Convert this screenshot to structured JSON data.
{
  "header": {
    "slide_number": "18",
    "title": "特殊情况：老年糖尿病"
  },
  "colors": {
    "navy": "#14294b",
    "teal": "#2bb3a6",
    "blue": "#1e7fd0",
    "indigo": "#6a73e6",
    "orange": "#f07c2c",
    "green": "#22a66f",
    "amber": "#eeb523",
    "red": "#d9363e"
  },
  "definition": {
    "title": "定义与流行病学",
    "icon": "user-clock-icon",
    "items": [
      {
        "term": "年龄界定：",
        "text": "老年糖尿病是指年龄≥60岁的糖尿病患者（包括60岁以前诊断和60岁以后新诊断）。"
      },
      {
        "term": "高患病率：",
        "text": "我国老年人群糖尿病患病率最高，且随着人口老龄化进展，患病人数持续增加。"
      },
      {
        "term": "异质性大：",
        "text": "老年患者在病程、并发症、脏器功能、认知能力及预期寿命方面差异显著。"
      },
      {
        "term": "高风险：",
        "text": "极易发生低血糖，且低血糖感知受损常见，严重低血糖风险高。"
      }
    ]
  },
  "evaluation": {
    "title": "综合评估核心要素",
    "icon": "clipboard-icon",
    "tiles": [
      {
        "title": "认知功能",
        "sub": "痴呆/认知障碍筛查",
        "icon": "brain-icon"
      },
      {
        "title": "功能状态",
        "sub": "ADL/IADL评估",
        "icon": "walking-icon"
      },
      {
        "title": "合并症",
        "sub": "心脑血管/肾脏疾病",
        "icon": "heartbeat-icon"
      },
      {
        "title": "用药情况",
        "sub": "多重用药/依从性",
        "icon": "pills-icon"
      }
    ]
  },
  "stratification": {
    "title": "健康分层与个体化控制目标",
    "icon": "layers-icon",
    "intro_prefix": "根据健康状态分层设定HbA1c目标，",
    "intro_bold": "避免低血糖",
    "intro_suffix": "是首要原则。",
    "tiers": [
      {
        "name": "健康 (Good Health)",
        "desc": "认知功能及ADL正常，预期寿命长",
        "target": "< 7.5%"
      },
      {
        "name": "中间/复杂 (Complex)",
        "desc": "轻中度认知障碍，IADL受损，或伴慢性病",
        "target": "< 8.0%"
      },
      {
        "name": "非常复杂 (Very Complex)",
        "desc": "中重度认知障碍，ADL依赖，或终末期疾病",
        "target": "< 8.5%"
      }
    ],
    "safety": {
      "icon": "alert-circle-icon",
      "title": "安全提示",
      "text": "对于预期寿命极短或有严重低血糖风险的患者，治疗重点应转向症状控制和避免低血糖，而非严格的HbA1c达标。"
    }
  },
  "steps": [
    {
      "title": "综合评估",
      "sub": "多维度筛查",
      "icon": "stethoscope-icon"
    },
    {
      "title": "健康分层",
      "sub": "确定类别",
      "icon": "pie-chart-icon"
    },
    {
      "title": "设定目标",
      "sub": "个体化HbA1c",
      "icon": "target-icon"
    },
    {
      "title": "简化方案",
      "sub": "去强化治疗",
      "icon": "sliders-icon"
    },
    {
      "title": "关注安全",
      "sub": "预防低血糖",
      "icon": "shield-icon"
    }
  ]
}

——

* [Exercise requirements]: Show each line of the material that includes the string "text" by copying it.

* [Reply to the task]:
        "text": "老年糖尿病是指年龄≥60岁的糖尿病患者（包括60岁以前诊断和60岁以后新诊断）。"
        "text": "我国老年人群糖尿病患病率最高，且随着人口老龄化进展，患病人数持续增加。"
        "text": "老年患者在病程、并发症、脏器功能、认知能力及预期寿命方面差异显著。"
        "text": "极易发生低血糖，且低血糖感知受损常见，严重低血糖风险高。"
      "text": "对于预期寿命极短或有严重低血糖风险的患者，治疗重点应转向症状控制和避免低血糖，而非严格的HbA1c达标。"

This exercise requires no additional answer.